For centuries, the ancient Chinese philosophical text the Daodejing (Tao Te Ching) has fascinated and frustrated its readers.
While it offers a wealth of rich philosophical insights concerning the cultivation of one's body and attaining one's proper place within nature and the cosmos, its teachings and structure can be enigmatic and obscure.
Hans-Georg Moeller presents a clear and coherent description and analysis of this vaguely understood Chinese classic.
He explores the recurring images and ideas that shape the work and offers a variety of useful approaches to understanding and appreciating this canonical text.
Moeller expounds on the core philosophical issues addressed in the Daodejing, clarifying such crucial concepts as Yin and Yang and Dao and De.
He explains its teachings on a variety of subjects, including sexuality, ethics, desire, cosmology, human nature, the emotions, time, death, and the death penalty.

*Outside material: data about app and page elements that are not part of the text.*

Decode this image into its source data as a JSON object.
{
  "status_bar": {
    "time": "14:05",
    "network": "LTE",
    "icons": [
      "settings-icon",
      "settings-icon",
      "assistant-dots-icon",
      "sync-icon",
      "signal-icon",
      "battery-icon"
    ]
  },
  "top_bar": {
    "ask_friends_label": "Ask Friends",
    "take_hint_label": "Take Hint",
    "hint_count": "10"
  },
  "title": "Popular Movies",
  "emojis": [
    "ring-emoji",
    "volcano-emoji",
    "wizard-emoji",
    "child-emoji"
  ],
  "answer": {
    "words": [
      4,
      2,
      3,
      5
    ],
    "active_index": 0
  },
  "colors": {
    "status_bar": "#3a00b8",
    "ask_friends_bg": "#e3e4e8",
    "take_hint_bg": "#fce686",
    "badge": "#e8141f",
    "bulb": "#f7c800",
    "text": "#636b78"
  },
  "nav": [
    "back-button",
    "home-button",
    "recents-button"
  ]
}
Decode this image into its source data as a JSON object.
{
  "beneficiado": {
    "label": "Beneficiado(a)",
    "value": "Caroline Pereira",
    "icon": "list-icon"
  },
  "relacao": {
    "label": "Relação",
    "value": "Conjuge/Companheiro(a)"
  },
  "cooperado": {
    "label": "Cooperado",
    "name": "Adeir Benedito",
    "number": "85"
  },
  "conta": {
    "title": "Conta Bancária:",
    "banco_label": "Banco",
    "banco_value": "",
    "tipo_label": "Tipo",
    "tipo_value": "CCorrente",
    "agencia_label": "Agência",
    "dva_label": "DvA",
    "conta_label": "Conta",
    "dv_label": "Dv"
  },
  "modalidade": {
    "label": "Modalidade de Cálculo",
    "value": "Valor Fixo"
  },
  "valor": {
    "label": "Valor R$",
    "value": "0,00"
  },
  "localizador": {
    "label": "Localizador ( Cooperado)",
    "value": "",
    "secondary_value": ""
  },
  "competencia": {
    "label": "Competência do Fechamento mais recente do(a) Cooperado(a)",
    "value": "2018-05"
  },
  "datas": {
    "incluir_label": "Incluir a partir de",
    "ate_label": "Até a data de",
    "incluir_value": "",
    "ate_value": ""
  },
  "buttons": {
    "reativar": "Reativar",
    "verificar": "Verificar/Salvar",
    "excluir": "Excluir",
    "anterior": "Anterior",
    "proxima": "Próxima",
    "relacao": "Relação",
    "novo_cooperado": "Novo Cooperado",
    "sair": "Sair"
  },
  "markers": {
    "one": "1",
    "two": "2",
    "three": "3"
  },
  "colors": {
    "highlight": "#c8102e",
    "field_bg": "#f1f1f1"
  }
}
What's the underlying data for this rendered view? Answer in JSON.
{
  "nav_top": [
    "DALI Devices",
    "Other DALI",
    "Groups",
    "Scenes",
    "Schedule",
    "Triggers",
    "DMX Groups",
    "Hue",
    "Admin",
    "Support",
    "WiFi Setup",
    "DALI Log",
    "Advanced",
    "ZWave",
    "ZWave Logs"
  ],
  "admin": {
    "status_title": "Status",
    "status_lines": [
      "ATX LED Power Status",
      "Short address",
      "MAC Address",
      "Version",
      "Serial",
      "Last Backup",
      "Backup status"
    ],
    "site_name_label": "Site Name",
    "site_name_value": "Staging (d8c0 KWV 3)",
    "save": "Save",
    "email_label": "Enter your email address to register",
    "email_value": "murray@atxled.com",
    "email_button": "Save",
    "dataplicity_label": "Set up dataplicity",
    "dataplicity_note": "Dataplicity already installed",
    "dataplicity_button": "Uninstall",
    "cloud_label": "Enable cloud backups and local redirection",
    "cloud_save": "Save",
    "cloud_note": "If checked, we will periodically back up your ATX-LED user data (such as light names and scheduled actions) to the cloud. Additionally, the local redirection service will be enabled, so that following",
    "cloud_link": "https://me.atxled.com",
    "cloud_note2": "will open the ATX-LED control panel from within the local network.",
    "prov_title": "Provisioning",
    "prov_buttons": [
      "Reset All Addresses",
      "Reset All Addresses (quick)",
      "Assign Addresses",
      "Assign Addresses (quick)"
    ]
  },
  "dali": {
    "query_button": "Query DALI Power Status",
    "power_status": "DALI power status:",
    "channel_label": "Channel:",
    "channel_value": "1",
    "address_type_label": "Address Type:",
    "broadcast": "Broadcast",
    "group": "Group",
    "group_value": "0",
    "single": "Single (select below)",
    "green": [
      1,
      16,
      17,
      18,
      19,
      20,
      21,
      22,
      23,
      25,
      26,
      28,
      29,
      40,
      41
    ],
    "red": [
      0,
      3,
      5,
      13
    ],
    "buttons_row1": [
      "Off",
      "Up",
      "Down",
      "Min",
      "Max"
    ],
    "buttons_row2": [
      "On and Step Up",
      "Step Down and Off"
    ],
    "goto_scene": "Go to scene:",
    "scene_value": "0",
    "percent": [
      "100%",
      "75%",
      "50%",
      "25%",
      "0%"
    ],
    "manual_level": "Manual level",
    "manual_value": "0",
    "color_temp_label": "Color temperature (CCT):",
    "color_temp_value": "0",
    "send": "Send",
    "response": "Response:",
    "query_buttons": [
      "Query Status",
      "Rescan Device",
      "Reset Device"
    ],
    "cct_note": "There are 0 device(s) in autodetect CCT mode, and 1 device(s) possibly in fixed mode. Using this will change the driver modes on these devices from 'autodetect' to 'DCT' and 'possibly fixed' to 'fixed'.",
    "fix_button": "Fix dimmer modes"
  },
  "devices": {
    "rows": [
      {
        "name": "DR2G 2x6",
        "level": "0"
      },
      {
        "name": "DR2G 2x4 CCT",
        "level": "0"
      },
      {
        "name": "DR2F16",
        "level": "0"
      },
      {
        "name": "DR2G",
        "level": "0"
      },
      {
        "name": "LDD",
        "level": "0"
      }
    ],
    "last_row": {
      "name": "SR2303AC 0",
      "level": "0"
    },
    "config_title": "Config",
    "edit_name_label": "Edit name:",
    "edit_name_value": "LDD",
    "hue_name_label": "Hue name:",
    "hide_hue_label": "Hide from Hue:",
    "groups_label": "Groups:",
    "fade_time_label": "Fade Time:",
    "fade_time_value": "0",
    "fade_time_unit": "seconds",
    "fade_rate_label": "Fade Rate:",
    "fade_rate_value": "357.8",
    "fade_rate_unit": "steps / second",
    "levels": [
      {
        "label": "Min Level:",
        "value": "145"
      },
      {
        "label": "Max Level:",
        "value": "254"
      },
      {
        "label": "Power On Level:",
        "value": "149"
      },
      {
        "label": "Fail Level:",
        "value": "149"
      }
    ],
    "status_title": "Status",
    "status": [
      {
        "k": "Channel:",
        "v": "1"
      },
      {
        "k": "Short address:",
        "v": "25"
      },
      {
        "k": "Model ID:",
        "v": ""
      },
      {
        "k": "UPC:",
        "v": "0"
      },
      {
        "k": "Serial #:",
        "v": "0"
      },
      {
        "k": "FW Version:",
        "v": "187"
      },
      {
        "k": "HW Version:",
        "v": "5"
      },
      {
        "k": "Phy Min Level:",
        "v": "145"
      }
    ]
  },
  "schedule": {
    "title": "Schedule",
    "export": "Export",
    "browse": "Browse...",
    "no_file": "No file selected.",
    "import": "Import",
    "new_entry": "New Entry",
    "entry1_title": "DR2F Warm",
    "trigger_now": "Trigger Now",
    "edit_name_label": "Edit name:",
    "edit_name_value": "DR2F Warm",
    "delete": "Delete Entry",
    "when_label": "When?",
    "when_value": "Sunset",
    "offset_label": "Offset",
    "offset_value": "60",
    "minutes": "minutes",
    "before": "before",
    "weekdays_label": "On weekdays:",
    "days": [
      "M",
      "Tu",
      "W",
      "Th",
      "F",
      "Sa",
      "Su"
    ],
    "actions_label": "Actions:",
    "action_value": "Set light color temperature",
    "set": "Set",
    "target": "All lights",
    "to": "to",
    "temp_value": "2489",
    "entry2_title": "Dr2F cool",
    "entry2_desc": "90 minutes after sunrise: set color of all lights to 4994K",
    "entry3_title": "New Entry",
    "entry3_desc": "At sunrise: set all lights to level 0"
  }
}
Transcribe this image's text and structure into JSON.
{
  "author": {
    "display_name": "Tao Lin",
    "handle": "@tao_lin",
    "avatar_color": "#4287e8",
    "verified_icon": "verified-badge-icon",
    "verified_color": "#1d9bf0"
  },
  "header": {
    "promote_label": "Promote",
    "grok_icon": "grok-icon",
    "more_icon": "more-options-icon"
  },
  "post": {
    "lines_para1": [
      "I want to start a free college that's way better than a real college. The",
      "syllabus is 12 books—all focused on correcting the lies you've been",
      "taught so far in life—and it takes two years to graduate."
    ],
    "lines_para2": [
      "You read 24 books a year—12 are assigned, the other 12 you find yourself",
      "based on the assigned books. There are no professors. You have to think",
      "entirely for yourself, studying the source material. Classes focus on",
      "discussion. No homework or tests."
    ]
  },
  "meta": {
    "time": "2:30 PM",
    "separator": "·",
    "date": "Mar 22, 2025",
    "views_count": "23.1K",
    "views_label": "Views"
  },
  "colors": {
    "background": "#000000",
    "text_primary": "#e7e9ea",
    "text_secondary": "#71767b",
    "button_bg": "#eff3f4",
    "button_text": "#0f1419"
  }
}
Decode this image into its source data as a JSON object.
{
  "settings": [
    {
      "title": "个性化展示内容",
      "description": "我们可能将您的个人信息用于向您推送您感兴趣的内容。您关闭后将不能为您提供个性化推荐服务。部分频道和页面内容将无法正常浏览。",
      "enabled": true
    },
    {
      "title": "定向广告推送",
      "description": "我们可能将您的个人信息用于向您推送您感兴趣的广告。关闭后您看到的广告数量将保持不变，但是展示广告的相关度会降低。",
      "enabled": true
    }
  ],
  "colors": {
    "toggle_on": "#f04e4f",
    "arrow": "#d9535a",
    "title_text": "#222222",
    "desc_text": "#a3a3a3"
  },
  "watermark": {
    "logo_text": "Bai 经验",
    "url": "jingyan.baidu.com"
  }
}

The Daodejing also offers a distinctive ideal of social order and political leadership and presents a philosophy of war and peace. An illuminating exploration, The Daodejing is an interesting foil to the philosophical outlook of Western humanism and contains surprising parallels between its teachings and nontraditional contemporary philosophies.